Once you have read the records below, restate them word for word.

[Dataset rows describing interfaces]
◆ ◆ ◆ ◆ ◆ ◆ ◆
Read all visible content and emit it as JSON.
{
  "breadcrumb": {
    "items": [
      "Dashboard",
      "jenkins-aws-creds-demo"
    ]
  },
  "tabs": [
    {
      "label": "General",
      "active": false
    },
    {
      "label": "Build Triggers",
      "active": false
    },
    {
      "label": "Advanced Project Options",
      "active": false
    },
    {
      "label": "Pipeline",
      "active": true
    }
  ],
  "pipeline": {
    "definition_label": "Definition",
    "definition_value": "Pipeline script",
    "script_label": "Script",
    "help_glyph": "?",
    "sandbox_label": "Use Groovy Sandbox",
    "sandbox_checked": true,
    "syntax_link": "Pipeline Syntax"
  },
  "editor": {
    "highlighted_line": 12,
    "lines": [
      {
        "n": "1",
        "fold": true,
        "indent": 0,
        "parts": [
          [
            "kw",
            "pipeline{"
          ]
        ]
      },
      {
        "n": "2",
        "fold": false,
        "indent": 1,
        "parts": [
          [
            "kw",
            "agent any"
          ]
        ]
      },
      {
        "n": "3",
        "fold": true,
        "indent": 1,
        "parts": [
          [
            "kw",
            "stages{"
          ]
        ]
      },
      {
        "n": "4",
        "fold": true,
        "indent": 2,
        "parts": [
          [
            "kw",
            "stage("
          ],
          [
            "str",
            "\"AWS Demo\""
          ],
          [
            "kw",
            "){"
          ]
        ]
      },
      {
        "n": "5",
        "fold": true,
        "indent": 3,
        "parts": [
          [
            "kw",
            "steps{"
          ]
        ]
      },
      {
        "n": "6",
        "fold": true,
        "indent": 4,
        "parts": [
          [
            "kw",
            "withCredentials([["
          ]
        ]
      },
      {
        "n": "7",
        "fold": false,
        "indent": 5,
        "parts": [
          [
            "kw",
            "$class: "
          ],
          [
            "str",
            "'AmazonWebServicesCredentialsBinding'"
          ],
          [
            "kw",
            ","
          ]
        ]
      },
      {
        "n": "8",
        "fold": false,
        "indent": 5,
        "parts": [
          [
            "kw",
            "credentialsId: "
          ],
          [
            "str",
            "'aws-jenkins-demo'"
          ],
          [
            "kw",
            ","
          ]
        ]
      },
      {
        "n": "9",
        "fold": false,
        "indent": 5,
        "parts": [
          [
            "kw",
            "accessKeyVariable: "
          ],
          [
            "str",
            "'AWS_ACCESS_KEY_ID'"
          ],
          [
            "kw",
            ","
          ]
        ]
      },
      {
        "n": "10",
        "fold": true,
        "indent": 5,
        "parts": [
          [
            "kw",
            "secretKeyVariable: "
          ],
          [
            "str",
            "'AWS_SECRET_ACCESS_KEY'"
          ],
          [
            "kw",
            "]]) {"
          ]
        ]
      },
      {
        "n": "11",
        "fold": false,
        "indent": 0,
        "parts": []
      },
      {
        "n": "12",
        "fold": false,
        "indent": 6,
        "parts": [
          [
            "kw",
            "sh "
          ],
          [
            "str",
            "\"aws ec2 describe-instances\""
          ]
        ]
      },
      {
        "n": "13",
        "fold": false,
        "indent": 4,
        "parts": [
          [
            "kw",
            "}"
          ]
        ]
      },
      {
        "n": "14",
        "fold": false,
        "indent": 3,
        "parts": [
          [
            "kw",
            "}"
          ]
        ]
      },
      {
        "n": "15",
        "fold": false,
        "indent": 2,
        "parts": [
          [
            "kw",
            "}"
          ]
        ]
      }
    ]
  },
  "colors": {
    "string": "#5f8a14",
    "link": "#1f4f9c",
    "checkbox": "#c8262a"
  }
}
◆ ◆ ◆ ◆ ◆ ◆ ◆
REPLY ->
Read all visible content and emit it as JSON.
{
  "breadcrumb": {
    "items": [
      "Dashboard",
      "jenkins-aws-creds-demo"
    ]
  },
  "tabs": [
    {
      "label": "General",
      "active": false
    },
    {
      "label": "Build Triggers",
      "active": false
    },
    {
      "label": "Advanced Project Options",
      "active": false
    },
    {
      "label": "Pipeline",
      "active": true
    }
  ],
  "pipeline": {
    "definition_label": "Definition",
    "definition_value": "Pipeline script",
    "script_label": "Script",
    "help_glyph": "?",
    "sandbox_label": "Use Groovy Sandbox",
    "sandbox_checked": true,
    "syntax_link": "Pipeline Syntax"
  },
  "editor": {
    "highlighted_line": 12,
    "lines": [
      {
        "n": "1",
        "fold": true,
        "indent": 0,
        "parts": [
          [
            "kw",
            "pipeline{"
          ]
        ]
      },
      {
        "n": "2",
        "fold": false,
        "indent": 1,
        "parts": [
          [
            "kw",
            "agent any"
          ]
        ]
      },
      {
        "n": "3",
        "fold": true,
        "indent": 1,
        "parts": [
          [
            "kw",
            "stages{"
          ]
        ]
      },
      {
        "n": "4",
        "fold": true,
        "indent": 2,
        "parts": [
          [
            "kw",
            "stage("
          ],
          [
            "str",
            "\"AWS Demo\""
          ],
          [
            "kw",
            "){"
          ]
        ]
      },
      {
        "n": "5",
        "fold": true,
        "indent": 3,
        "parts": [
          [
            "kw",
            "steps{"
          ]
        ]
      },
      {
        "n": "6",
        "fold": true,
        "indent": 4,
        "parts": [
          [
            "kw",
            "withCredentials([["
          ]
        ]
      },
      {
        "n": "7",
        "fold": false,
        "indent": 5,
        "parts": [
          [
            "kw",
            "$class: "
          ],
          [
            "str",
            "'AmazonWebServicesCredentialsBinding'"
          ],
          [
            "kw",
            ","
          ]
        ]
      },
      {
        "n": "8",
        "fold": false,
        "indent": 5,
        "parts": [
          [
            "kw",
            "credentialsId: "
          ],
          [
            "str",
            "'aws-jenkins-demo'"
          ],
          [
            "kw",
            ","
          ]
        ]
      },
      {
        "n": "9",
        "fold": false,
        "indent": 5,
        "parts": [
          [
            "kw",
            "accessKeyVariable: "
          ],
          [
            "str",
            "'AWS_ACCESS_KEY_ID'"
          ],
          [
            "kw",
            ","
          ]
        ]
      },
      {
        "n": "10",
        "fold": true,
        "indent": 5,
        "parts": [
          [
            "kw",
            "secretKeyVariable: "
          ],
          [
            "str",
            "'AWS_SECRET_ACCESS_KEY'"
          ],
          [
            "kw",
            "]]) {"
          ]
        ]
      },
      {
        "n": "11",
        "fold": false,
        "indent": 0,
        "parts": []
      },
      {
        "n": "12",
        "fold": false,
        "indent": 6,
        "parts": [
          [
            "kw",
            "sh "
          ],
          [
            "str",
            "\"aws ec2 describe-instances\""
          ]
        ]
      },
      {
        "n": "13",
        "fold": false,
        "indent": 4,
        "parts": [
          [
            "kw",
            "}"
          ]
        ]
      },
      {
        "n": "14",
        "fold": false,
        "indent": 3,
        "parts": [
          [
            "kw",
            "}"
          ]
        ]
      },
      {
        "n": "15",
        "fold": false,
        "indent": 2,
        "parts": [
          [
            "kw",
            "}"
          ]
        ]
      }
    ]
  },
  "colors": {
    "string": "#5f8a14",
    "link": "#1f4f9c",
    "checkbox": "#c8262a"
  }
}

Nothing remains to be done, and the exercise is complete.